▶ ABOUT THIS TASK
Go through the entries below, count every line with the string "icon", and answer with only that number.
··· DATA FOR THIS TASK ···
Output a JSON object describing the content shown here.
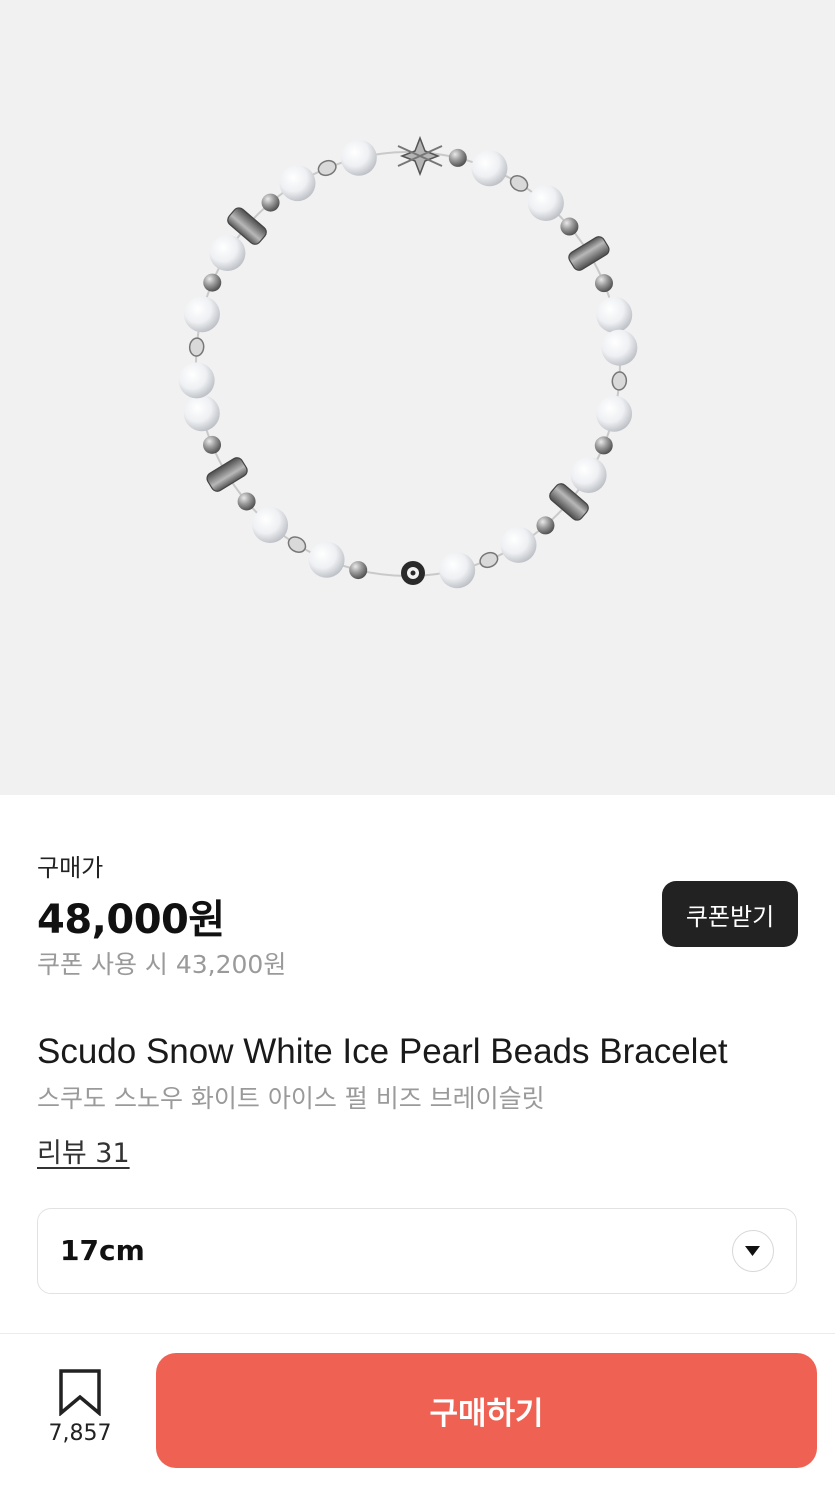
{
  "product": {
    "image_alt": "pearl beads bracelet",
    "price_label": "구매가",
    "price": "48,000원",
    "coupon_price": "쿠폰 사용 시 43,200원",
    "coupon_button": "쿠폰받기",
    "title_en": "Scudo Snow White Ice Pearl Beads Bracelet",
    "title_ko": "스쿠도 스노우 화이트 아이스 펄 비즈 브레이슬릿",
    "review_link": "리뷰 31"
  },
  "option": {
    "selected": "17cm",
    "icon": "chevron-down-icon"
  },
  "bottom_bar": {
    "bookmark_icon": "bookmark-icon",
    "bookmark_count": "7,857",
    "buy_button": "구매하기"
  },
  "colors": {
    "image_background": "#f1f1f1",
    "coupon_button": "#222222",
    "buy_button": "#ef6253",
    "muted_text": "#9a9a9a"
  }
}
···
▶ EXERCISE SOLUTION
2